Start of Data shown

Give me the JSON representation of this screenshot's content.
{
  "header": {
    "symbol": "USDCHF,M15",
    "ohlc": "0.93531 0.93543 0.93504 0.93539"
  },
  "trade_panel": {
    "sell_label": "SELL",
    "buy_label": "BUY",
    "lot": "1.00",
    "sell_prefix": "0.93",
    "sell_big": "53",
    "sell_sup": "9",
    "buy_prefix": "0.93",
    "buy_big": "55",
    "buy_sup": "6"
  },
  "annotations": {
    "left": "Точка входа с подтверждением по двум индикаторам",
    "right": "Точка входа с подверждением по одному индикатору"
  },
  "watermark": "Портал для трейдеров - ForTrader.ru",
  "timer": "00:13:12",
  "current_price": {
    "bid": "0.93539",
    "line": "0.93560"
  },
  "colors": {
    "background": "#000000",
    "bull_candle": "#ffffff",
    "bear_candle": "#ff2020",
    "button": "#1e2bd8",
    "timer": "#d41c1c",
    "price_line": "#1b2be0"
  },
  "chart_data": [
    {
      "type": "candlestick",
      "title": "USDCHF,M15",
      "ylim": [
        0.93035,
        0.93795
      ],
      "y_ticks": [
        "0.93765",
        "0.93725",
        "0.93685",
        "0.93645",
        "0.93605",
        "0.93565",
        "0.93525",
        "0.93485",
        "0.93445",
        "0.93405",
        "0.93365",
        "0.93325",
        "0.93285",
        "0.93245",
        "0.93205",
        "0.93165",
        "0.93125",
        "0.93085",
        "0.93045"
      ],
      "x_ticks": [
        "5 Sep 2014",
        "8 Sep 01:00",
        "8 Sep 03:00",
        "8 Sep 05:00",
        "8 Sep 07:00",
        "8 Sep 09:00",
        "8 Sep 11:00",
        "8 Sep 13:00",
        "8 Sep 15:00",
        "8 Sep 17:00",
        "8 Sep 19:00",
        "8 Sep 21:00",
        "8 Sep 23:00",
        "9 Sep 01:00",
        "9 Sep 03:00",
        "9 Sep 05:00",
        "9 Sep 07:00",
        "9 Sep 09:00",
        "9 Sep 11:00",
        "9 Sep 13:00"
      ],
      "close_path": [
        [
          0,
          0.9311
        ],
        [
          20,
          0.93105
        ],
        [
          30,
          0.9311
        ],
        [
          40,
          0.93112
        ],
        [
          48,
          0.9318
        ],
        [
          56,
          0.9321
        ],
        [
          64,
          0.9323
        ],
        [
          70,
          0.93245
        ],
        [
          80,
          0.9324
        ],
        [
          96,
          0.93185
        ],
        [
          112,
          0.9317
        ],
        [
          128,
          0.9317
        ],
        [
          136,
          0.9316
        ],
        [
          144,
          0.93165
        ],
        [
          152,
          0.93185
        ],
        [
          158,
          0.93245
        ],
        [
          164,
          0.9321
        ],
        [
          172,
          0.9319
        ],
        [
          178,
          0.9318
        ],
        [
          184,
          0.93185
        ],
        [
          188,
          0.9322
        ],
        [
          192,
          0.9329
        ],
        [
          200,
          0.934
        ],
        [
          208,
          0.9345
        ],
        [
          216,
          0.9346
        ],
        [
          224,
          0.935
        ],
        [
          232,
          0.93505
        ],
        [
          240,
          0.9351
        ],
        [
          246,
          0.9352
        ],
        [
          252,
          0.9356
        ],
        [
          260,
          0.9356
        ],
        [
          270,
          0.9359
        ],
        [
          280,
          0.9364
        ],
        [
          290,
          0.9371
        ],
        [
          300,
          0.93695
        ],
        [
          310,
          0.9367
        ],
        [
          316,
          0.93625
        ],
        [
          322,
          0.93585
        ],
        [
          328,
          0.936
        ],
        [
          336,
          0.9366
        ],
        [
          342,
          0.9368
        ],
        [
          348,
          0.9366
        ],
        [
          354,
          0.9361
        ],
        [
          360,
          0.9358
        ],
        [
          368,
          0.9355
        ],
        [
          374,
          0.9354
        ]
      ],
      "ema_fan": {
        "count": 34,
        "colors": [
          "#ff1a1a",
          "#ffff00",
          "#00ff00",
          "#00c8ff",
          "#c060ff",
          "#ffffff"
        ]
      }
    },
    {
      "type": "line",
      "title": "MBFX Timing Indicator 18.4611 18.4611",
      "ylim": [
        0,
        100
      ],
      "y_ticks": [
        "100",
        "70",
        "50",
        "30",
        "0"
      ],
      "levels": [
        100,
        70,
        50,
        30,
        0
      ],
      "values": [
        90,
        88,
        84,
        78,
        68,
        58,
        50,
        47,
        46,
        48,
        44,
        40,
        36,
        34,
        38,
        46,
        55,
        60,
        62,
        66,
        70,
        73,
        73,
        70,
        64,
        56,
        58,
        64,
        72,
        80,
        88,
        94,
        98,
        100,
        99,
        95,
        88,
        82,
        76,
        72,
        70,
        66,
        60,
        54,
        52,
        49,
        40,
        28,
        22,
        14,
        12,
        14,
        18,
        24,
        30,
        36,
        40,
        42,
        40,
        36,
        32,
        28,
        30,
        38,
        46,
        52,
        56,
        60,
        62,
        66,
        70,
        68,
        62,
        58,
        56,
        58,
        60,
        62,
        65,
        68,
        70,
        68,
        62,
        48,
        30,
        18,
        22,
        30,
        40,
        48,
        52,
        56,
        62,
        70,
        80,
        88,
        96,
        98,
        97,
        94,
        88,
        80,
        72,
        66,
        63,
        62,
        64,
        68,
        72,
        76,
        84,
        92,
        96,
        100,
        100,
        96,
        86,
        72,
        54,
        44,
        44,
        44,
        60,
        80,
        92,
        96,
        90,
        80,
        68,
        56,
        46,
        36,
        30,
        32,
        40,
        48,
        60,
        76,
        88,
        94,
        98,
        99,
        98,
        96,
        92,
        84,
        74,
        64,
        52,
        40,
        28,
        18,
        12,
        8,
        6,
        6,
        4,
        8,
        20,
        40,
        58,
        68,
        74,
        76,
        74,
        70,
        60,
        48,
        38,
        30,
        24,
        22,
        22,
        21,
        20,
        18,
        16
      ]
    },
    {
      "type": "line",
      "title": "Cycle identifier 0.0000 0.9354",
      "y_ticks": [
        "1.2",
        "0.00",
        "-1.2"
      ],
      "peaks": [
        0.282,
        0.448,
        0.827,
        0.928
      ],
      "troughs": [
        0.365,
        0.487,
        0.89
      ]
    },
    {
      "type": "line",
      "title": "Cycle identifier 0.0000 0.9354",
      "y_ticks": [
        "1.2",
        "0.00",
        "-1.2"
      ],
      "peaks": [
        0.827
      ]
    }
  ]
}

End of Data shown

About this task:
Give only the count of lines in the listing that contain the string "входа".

Result:
2